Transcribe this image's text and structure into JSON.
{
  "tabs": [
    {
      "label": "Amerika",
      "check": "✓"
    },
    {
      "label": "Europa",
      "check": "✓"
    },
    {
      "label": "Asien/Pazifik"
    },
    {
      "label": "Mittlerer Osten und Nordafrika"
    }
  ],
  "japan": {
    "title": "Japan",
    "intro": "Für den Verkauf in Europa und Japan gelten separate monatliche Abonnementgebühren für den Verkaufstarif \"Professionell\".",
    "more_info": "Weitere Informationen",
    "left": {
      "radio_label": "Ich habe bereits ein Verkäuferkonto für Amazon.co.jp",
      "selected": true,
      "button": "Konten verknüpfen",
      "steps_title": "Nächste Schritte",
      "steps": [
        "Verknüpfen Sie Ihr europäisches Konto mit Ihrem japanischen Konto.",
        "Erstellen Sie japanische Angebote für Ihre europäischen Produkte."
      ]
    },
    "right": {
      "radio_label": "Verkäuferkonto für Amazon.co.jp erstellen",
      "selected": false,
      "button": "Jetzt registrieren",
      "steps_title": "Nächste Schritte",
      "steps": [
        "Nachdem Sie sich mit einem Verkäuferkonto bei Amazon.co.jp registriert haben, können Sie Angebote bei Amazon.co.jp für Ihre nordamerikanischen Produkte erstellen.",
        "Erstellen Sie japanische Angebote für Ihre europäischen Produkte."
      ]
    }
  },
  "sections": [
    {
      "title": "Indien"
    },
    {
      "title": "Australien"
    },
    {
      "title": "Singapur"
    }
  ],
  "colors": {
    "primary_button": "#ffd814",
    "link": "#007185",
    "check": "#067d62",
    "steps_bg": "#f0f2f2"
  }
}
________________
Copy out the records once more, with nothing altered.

Transcribe this image's text and structure into JSON.
{
  "tabs": [
    {
      "label": "Amerika",
      "check": "✓"
    },
    {
      "label": "Europa",
      "check": "✓"
    },
    {
      "label": "Asien/Pazifik"
    },
    {
      "label": "Mittlerer Osten und Nordafrika"
    }
  ],
  "japan": {
    "title": "Japan",
    "intro": "Für den Verkauf in Europa und Japan gelten separate monatliche Abonnementgebühren für den Verkaufstarif \"Professionell\".",
    "more_info": "Weitere Informationen",
    "left": {
      "radio_label": "Ich habe bereits ein Verkäuferkonto für Amazon.co.jp",
      "selected": true,
      "button": "Konten verknüpfen",
      "steps_title": "Nächste Schritte",
      "steps": [
        "Verknüpfen Sie Ihr europäisches Konto mit Ihrem japanischen Konto.",
        "Erstellen Sie japanische Angebote für Ihre europäischen Produkte."
      ]
    },
    "right": {
      "radio_label": "Verkäuferkonto für Amazon.co.jp erstellen",
      "selected": false,
      "button": "Jetzt registrieren",
      "steps_title": "Nächste Schritte",
      "steps": [
        "Nachdem Sie sich mit einem Verkäuferkonto bei Amazon.co.jp registriert haben, können Sie Angebote bei Amazon.co.jp für Ihre nordamerikanischen Produkte erstellen.",
        "Erstellen Sie japanische Angebote für Ihre europäischen Produkte."
      ]
    }
  },
  "sections": [
    {
      "title": "Indien"
    },
    {
      "title": "Australien"
    },
    {
      "title": "Singapur"
    }
  ],
  "colors": {
    "primary_button": "#ffd814",
    "link": "#007185",
    "check": "#067d62",
    "steps_bg": "#f0f2f2"
  }
}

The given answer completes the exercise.